--- Records for processing ---
________________________

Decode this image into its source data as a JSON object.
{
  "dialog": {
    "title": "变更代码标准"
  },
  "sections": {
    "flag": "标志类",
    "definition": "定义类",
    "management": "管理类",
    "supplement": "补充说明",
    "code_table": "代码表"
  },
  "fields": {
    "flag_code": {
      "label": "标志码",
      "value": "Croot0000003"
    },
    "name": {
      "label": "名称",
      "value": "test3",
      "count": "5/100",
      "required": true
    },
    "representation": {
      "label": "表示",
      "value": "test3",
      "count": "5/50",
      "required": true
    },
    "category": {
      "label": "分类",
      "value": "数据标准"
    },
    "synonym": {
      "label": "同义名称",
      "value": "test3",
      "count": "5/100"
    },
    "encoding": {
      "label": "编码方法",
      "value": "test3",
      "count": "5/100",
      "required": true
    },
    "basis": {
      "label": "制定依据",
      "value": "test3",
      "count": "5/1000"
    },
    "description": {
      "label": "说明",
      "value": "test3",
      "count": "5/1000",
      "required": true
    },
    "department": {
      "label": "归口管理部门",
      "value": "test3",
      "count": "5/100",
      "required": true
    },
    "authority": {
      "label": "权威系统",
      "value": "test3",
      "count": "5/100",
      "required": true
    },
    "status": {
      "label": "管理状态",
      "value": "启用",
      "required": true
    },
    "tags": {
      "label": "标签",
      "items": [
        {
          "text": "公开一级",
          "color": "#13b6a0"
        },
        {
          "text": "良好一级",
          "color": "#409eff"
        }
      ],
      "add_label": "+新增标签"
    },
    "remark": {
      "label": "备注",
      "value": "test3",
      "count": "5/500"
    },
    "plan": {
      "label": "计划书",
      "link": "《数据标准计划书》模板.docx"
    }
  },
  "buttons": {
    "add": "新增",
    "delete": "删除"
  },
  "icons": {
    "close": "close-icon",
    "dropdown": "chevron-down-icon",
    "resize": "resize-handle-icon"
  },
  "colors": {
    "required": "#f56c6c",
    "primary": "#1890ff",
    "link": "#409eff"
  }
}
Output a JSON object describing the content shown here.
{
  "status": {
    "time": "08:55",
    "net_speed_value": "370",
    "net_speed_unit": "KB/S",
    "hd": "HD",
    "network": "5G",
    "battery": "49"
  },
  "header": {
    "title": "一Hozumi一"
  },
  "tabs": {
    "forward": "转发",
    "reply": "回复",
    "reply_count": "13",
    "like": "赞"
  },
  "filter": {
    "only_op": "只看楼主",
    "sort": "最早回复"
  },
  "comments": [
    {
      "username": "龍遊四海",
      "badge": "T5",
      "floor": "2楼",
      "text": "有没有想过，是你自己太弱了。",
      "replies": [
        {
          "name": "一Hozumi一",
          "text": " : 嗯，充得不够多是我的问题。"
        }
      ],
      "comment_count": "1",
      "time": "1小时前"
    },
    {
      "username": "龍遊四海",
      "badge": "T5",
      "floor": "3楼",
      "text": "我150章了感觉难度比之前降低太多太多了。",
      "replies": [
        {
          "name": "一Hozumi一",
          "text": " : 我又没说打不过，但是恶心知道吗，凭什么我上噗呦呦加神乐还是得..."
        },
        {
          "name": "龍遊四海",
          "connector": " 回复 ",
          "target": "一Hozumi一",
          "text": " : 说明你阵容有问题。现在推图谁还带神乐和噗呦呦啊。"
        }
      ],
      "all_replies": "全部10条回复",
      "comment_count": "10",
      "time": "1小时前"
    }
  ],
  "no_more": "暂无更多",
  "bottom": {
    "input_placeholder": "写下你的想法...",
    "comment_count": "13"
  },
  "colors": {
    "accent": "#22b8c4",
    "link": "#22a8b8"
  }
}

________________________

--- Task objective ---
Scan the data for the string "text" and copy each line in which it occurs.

--- Finished exercise ---
          "text": "公开一级",
          "text": "良好一级",
      "text": "有没有想过，是你自己太弱了。",
          "text": " : 嗯，充得不够多是我的问题。"
      "text": "我150章了感觉难度比之前降低太多太多了。",
          "text": " : 我又没说打不过，但是恶心知道吗，凭什么我上噗呦呦加神乐还是得..."
          "text": " : 说明你阵容有问题。现在推图谁还带神乐和噗呦呦啊。"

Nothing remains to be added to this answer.